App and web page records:
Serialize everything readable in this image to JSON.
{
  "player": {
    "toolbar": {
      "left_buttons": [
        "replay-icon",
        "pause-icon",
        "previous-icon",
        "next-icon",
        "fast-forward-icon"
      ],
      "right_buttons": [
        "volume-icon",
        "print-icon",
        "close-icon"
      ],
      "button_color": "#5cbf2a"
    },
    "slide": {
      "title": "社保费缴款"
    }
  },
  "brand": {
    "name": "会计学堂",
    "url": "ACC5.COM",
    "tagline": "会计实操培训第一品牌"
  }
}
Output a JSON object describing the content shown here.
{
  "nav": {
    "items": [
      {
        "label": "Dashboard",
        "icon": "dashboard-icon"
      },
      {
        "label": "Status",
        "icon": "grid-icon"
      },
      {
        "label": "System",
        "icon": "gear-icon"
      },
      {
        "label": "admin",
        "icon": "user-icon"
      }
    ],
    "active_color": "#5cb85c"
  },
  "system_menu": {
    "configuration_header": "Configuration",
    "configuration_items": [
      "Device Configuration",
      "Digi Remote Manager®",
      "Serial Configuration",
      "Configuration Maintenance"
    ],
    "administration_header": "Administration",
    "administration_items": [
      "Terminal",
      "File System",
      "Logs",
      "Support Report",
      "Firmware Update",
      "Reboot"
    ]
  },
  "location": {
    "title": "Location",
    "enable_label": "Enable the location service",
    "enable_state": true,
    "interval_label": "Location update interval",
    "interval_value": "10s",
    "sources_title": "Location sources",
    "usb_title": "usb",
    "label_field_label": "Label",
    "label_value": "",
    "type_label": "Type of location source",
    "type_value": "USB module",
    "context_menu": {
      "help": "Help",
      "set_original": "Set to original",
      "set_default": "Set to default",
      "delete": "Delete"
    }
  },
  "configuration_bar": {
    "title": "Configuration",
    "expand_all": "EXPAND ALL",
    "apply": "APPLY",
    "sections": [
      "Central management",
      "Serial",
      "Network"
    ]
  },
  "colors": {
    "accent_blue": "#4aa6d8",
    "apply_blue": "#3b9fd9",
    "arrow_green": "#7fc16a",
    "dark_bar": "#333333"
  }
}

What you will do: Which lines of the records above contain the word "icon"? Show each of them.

Expected output:
        "replay-icon",
        "pause-icon",
        "previous-icon",
        "next-icon",
        "fast-forward-icon"
        "volume-icon",
        "print-icon",
        "close-icon"
        "icon": "dashboard-icon"
        "icon": "grid-icon"
        "icon": "gear-icon"
        "icon": "user-icon"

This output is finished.